**Work instructions**
Please go through the records below and return every line holding the word "avatar".

==== Raw data

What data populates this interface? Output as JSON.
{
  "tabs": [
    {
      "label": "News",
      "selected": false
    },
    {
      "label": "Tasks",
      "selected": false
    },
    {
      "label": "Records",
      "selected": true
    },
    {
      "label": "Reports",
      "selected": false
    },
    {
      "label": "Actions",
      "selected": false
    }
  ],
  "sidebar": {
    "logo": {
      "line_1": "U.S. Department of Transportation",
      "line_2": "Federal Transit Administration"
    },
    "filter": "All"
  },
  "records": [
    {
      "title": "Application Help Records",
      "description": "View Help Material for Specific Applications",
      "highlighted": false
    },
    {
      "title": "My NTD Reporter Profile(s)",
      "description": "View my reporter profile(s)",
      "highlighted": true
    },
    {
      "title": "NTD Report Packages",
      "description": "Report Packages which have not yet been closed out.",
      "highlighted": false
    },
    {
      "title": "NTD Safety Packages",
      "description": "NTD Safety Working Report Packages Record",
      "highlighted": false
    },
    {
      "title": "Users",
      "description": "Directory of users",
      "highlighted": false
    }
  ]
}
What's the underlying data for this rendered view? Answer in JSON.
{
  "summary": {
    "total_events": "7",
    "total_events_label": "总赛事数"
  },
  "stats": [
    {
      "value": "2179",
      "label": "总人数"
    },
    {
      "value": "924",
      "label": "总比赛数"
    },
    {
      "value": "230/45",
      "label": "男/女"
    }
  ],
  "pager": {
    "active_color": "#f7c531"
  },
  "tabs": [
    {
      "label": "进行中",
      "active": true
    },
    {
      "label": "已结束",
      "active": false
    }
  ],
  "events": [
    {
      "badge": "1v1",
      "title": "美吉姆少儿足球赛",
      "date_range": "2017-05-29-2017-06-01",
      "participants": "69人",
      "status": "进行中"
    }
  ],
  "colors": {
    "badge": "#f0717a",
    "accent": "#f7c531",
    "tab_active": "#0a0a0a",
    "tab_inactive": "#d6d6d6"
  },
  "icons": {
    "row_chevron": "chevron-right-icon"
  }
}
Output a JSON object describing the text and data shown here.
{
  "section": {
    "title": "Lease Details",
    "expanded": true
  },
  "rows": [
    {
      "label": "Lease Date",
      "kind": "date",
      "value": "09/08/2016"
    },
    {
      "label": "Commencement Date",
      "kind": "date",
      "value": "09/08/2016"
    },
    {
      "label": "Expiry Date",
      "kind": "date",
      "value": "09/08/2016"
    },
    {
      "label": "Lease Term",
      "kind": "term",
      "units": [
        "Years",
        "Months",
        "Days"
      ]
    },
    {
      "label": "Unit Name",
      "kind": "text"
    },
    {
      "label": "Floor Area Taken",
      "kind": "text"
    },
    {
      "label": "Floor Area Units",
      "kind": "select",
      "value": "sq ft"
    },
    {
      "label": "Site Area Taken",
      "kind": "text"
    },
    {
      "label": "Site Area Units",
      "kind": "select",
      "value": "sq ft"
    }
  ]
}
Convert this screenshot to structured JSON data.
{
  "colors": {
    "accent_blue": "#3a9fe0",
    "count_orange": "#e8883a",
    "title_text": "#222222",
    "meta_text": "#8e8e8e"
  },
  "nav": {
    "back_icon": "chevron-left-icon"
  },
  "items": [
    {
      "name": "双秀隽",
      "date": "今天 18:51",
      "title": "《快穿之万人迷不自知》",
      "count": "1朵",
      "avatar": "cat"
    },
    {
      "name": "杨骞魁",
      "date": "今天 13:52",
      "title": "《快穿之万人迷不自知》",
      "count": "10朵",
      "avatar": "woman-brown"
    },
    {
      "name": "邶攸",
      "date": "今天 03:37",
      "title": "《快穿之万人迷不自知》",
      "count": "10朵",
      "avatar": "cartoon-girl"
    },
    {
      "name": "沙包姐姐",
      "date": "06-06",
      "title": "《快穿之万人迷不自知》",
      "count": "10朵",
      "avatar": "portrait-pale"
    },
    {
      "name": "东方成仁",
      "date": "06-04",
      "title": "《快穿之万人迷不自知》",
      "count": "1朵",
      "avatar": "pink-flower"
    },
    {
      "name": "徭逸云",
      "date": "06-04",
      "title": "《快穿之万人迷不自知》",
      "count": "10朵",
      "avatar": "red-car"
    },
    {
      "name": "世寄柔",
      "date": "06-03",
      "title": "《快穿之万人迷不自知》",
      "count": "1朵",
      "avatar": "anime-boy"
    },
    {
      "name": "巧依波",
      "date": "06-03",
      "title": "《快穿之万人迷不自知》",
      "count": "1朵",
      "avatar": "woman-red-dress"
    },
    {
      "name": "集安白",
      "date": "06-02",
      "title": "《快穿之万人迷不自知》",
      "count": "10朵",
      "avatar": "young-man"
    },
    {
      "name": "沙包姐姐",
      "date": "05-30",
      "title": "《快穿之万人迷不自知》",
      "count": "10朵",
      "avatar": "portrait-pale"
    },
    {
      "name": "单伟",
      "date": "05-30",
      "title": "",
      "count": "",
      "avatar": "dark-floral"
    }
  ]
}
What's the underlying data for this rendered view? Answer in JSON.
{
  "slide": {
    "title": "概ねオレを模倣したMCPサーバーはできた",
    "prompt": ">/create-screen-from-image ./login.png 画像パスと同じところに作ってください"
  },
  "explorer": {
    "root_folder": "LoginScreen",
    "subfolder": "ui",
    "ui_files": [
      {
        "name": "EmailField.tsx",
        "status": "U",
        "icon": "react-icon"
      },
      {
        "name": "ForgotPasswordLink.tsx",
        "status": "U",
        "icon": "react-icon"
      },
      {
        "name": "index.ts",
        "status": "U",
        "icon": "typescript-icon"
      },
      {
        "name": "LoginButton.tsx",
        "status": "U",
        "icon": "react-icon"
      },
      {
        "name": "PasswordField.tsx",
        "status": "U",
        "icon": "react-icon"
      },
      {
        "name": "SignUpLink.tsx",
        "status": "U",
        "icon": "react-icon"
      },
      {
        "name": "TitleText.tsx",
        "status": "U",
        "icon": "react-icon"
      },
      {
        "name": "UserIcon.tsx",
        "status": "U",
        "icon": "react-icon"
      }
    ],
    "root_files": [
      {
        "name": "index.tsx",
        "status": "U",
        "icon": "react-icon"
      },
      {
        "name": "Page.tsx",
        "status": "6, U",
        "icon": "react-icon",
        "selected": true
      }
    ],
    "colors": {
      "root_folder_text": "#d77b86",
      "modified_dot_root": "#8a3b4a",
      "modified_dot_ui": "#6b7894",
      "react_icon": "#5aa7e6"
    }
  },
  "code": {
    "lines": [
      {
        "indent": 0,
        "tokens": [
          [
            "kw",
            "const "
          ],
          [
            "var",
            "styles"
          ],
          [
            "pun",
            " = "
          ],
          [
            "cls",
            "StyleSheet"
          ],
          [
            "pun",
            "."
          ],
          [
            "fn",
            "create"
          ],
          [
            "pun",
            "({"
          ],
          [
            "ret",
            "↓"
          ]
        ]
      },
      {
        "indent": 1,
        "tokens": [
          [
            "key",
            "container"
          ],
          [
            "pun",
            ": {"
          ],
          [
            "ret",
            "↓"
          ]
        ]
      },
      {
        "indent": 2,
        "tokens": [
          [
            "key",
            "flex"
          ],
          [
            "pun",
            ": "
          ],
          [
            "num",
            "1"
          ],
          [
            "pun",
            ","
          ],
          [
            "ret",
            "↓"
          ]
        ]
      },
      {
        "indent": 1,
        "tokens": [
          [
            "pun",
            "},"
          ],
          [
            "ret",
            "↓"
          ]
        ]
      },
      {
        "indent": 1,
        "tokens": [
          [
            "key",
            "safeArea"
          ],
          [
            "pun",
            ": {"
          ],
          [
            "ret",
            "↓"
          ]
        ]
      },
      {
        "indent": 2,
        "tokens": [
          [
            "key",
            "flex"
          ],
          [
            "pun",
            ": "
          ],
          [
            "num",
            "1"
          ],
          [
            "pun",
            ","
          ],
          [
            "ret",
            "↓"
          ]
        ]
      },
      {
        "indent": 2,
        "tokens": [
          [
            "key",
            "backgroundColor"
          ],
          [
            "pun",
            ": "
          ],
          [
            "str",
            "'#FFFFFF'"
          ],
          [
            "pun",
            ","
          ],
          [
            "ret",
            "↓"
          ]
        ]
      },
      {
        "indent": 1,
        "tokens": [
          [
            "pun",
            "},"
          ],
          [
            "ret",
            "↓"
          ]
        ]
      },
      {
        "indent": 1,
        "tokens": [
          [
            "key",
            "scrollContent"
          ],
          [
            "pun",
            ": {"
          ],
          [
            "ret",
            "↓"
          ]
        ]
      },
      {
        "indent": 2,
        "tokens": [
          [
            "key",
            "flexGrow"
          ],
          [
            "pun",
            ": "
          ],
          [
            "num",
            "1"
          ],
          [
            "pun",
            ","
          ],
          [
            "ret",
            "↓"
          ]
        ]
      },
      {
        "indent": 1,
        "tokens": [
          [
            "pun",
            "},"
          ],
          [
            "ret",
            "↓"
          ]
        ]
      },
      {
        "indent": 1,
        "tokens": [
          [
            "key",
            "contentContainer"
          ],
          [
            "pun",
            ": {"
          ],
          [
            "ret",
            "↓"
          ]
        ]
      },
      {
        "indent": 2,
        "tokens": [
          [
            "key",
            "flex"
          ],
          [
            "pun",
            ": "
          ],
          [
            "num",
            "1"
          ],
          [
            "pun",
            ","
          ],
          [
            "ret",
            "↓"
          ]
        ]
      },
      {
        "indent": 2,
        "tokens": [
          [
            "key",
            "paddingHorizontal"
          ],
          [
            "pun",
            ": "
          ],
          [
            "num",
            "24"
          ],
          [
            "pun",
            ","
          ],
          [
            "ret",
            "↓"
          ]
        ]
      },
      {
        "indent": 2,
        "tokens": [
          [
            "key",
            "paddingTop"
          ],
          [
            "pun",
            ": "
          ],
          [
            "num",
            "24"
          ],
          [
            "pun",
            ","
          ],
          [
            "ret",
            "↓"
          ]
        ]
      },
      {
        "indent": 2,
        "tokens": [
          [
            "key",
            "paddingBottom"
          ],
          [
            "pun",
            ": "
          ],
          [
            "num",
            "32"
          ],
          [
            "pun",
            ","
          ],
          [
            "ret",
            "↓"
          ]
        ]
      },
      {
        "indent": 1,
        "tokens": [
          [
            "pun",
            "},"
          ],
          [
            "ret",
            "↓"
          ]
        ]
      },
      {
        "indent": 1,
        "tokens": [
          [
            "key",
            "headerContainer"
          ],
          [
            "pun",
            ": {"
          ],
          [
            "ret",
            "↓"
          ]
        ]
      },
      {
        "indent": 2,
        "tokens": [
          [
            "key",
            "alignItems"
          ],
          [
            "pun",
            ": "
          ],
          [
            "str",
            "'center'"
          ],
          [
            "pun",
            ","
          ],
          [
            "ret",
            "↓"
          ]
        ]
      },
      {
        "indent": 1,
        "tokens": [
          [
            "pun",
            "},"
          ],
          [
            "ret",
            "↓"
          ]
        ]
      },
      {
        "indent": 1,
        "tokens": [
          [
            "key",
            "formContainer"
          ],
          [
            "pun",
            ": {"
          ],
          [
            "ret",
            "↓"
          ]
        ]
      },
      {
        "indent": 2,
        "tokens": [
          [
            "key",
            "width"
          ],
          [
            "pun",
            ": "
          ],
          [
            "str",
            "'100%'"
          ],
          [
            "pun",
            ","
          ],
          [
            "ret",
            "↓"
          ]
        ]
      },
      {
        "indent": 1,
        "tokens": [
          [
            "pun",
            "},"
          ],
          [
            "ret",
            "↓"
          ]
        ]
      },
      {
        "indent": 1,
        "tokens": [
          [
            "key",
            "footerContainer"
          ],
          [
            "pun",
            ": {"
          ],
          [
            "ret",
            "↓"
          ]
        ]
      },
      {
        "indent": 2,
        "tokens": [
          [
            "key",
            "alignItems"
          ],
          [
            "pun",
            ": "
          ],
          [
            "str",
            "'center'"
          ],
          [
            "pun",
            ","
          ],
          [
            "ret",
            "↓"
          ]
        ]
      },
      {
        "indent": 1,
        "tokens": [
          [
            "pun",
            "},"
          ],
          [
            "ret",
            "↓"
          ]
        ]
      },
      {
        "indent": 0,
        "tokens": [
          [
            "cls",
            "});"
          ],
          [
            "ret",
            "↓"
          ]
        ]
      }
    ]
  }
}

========

**Exercise response**
      "avatar": "cat"
      "avatar": "woman-brown"
      "avatar": "cartoon-girl"
      "avatar": "portrait-pale"
      "avatar": "pink-flower"
      "avatar": "red-car"
      "avatar": "anime-boy"
      "avatar": "woman-red-dress"
      "avatar": "young-man"
      "avatar": "portrait-pale"
      "avatar": "dark-floral"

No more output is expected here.